Geocoded image and reference map

Image 5: Geocoded image and reference map

The purpose of this technology is to easily display spatial data for individuals who are unfamiliar with utilizing other Esri products. Story maps are an easy and interactive way for users will all backgrounds of knowledge to interact with spatial maps and learn new information on a topic.

Limitations and Summary:

The final project is a story map journal with easy navigation and educational purpose. In the future I would like to incorporate even more of Esri’s online functions and applications, to expand my understanding. As well, a limitation to the project is the amount of space allotted to each student at Ryerson with ArcGIS online. Some processing functions were unavailable or used too much space, therefore these procedures had to be processed using ArcPro and then import the final product into ArcGIS online. Overall, the project reached its purpose of providing contextual information on spatial impacts of earthquakes.

HexBinning Ontario

By Andrew Thompson – Geovis course project, SA8905 (Dr. Rinner)

The power of data visualization is becoming increasingly more robust and intricate in nature. The demand to deliver a variety of complex information has lead to the development of highly responsive visual platforms. Libraries such as d3 are providing increased flexibility to work along multiple web technology stacks (HTML, CSS, SVG) allowing for nearly unlimited customization and capacity to handle large datatypes.


In this development, a combination of d3 and Leaflet is used to provide a data-driven visualization within an easy to use mapping engine framework; made possible through the developments of Asymmetrik.  This collection of plugins, has allowed the creation of dynamic hexbin-based heatmaps and dynamically update/visualize transitions.

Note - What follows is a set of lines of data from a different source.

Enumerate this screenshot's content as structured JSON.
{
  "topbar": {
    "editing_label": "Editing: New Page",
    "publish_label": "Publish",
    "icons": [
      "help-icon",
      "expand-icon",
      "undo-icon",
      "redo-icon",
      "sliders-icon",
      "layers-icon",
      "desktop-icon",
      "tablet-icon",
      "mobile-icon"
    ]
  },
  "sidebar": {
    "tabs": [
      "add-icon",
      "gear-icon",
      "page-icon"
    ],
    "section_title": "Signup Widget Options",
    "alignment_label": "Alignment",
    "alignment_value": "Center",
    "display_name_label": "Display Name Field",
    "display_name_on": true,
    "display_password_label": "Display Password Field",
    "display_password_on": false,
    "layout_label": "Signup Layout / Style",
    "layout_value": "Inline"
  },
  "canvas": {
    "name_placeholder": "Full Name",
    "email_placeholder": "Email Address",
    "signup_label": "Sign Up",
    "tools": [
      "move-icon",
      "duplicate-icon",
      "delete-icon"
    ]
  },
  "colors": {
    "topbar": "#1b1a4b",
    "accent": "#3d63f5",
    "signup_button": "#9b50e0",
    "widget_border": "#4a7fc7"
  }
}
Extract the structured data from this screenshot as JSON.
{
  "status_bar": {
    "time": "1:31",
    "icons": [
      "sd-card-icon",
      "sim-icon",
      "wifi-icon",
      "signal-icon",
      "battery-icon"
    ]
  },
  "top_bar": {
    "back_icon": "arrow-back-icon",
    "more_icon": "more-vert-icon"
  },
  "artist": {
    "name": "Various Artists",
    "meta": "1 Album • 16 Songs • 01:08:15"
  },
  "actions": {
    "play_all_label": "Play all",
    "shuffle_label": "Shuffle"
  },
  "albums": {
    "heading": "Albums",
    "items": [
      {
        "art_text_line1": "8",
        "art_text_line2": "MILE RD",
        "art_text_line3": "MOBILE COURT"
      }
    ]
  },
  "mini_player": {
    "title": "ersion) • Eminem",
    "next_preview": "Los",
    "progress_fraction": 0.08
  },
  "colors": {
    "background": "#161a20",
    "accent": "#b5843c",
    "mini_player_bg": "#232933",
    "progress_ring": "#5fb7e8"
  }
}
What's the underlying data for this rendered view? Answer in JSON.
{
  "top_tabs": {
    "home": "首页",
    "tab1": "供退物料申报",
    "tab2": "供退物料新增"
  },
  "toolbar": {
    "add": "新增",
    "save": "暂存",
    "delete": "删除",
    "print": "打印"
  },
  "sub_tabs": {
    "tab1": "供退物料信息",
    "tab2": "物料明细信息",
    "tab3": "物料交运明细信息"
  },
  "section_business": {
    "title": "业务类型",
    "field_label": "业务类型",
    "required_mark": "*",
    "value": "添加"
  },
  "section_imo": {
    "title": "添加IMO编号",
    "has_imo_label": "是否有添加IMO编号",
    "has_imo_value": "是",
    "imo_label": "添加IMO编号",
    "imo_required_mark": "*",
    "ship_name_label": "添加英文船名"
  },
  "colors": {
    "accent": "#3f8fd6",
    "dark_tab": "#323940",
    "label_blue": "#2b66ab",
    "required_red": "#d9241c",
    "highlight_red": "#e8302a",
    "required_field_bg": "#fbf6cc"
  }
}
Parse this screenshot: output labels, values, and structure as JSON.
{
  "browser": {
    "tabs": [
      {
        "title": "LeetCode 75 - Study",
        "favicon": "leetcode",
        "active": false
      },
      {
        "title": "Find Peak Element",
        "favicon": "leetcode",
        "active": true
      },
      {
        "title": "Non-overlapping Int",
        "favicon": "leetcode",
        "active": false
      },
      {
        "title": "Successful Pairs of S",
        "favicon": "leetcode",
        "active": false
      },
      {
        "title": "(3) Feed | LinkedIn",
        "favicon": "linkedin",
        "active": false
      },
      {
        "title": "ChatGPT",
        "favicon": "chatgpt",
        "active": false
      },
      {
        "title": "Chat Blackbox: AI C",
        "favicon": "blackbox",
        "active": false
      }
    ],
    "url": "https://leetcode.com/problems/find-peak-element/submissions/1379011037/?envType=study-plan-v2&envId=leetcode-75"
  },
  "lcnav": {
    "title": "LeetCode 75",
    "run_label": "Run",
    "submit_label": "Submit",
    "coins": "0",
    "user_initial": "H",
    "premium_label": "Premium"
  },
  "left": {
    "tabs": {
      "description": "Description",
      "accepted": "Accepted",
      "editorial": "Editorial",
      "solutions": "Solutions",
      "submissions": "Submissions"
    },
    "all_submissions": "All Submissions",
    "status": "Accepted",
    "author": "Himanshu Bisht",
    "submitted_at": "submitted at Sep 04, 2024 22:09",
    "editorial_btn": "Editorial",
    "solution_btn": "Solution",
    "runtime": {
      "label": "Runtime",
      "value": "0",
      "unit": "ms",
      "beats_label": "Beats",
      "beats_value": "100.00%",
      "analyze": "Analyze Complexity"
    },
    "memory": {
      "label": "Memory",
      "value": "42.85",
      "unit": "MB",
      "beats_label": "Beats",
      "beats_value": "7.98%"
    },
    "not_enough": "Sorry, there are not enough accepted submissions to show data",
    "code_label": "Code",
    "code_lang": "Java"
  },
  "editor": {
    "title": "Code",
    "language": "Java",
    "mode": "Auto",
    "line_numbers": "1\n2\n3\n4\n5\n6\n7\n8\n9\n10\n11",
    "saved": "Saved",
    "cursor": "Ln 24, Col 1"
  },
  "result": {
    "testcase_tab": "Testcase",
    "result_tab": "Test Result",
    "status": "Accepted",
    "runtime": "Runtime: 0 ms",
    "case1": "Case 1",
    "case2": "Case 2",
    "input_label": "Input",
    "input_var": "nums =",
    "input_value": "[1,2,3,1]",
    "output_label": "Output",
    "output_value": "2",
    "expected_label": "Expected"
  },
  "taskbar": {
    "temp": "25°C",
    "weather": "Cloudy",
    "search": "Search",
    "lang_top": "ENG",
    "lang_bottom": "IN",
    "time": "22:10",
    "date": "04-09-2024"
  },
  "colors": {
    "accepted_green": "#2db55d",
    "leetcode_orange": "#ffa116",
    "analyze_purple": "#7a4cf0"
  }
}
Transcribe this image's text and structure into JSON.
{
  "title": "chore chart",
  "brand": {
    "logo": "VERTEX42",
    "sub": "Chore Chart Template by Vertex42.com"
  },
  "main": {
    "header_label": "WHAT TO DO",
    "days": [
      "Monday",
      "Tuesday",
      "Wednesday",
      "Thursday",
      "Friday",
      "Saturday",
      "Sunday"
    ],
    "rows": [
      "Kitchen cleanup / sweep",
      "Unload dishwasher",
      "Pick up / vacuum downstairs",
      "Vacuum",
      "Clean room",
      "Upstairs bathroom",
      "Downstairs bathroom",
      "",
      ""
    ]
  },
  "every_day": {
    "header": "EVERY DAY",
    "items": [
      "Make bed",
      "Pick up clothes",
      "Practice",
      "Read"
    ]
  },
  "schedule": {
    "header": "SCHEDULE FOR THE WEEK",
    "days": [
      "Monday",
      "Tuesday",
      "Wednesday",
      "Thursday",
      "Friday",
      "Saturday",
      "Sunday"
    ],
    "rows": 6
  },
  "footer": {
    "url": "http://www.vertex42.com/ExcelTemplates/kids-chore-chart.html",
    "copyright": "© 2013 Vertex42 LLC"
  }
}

The web mapping application is avaiable at: HexBinning Ontario

Discussion of data & techniques follows below…

Continue reading HexBinning Ontario